This is the normal form of the equation of this circle, and we can read off the centre $M=(3;-\frac{1}{2})$ and the radius $r=2$ easily (see figure below).

You can neither immediately see that this is an equation of a circle nor read off the centre and the radius. This equation can be transformed into normal form using the method of completing the square. We will apply this method separately to the terms containing $x$ and the terms containing $y$ in the equation of a circle given above.

For the terms containing $x$, we have

and for the terms containing $y$, we have

For the equation of the circle, this implies:

This is the normal form of the equation of this circle, and we can read off the centre $M=(3;-\frac{1}{2})$ and the radius $r=2$ easily (see figure below).

##### **Exercise 9.3.8 **

Find the centre $P$ and the radius $\rho $ of the circle

$\Lambda =\{(x;y)\hspace{0.5em}:\hspace{0.5em}{x}^{2}+2\sqrt{3}x=2\sqrt{3}y-{y}^{2}\}.$

Transform the equation of the circle into normal form using the method of completing the square. In addition, sketch the circle.

$P=$

$\rho =$

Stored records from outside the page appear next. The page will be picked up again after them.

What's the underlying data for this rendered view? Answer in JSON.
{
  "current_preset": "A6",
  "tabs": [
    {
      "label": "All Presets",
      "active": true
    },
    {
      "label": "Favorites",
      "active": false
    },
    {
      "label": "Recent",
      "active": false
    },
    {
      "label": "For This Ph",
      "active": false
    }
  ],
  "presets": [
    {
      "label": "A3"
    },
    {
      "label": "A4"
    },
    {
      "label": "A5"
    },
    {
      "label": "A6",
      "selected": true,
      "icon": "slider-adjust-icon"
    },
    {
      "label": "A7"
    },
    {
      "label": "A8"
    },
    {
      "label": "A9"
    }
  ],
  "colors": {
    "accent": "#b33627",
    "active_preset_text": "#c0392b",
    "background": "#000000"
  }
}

Transform the equation of the circle into normal form using the method of completing the square. In addition, sketch the circle.

$P=$

$\rho =$